Aneesah’s work has been in conducting focus groups to help improve the Occidental College Library Website; she will be continuing this project in Fall 2013. Hired as a student worker for the NELA Newspaper Pilot Project for Summer 2013, she will be examining bound, loose, and microfilm copies of NELA newspapers; in addition to other tasks related to the project.
“It will be interesting to see the history of NorthEast Los Angeles as I have grown up near it in Monrovia, California”, says Aneesah. “In addition, I am looking forward to seeing Occidental College in some of these newspapers as it will deepen my knowledge of the institution and the surrounding community.”
As noted in my last post on copyright, I have been researching ways to determine the copyright status of each title in our collection. Using these resources, I created this workflow for our new student worker, Aneesah, to use when investigating the copyright of a given newspaper.
NELA Newspapers: steps for determining copyright status
For publications from 1923-1977:
Look carefully for a copyright notice on the material. Look at several copies of the entire newspaper at several regular intervals.
If there is no copyright notice, it is in the public domain.
If there is a copyright notice on publications from 1964-1977, they are NOT in the public domain. Copyright status is 95 years after the publication date. Note the date on which copyright will expire.
If there is a copyright notice on publications from 1923-1963, you need to find out if copyright was renewed:
Search the Catalog of Copyright Entries on the Online Books Page (UPENN). If you don’t find the title, it wasn’t renewed, it is in the public domain.
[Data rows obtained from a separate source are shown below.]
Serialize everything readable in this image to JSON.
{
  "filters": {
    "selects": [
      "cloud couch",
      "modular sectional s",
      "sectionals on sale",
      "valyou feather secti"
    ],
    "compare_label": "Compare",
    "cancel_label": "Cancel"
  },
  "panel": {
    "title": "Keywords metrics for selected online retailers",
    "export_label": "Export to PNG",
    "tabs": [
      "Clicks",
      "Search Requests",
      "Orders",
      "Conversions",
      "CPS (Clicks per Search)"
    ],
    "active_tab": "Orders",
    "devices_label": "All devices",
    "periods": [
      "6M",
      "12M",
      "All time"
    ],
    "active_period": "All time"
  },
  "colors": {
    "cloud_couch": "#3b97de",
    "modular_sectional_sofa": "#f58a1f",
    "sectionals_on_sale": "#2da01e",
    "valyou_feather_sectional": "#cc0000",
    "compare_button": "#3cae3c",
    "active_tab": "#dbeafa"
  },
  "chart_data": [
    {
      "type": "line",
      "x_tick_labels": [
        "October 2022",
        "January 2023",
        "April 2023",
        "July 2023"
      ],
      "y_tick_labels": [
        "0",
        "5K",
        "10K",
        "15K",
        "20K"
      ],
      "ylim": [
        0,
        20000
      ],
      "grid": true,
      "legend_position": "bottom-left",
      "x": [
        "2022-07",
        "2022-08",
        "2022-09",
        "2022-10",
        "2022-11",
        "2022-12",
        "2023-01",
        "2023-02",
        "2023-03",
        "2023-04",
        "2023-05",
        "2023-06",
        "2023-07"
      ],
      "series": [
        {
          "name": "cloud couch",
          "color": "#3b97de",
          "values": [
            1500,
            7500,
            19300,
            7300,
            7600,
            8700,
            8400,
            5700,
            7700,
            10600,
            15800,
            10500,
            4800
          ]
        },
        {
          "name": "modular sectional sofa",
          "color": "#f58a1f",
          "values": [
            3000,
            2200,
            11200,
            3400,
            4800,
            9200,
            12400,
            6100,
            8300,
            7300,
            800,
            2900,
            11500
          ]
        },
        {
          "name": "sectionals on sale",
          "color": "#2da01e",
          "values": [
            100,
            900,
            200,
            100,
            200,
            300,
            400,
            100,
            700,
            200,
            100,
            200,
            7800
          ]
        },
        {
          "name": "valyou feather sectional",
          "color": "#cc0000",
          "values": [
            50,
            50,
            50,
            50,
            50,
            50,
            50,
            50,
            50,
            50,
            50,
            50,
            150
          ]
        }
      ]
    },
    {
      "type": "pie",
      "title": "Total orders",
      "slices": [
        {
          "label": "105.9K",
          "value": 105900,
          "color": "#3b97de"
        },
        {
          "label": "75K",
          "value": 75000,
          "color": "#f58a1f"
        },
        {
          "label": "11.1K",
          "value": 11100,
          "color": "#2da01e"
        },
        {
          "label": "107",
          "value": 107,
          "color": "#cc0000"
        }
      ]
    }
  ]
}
If you do find the title, the copyright was renewed, and is NOT in the public domain. Copyright status is 95 years after the publication date. Note the date on which copyright will expire.
For publications from 1978-March 1, 1989:
Look carefully for a copyright notice on the material.
If there is no notice, find out if copyright was registered. Search the Catalog of Copyright Entries on the Online Books Page (UPENN).
If it was not registered within 5 years of publication, it is in the public domain.
If it was registered within 5 years of publication, it is NOT in the public domain. Copyright status is 95 years after the publication date. Note the date on which copyright will expire.
If there is a notice, it is NOT in the public domain. Copyright status is 95 years after the publication date. Note the date on which copyright will expire.
For publications from March 1, 1989-present:
- All content is covered by copyright for 95 years after the publication date. Note the date on which copyright will expire.
[This workflow was created using Peter B. Hirtle’s Copyright Term and the Public Domain in the United States (Cornell Copyright Information Center), and Judy G. Russell’s Copyright & the Newspaper Article (The Legal Genealogist).]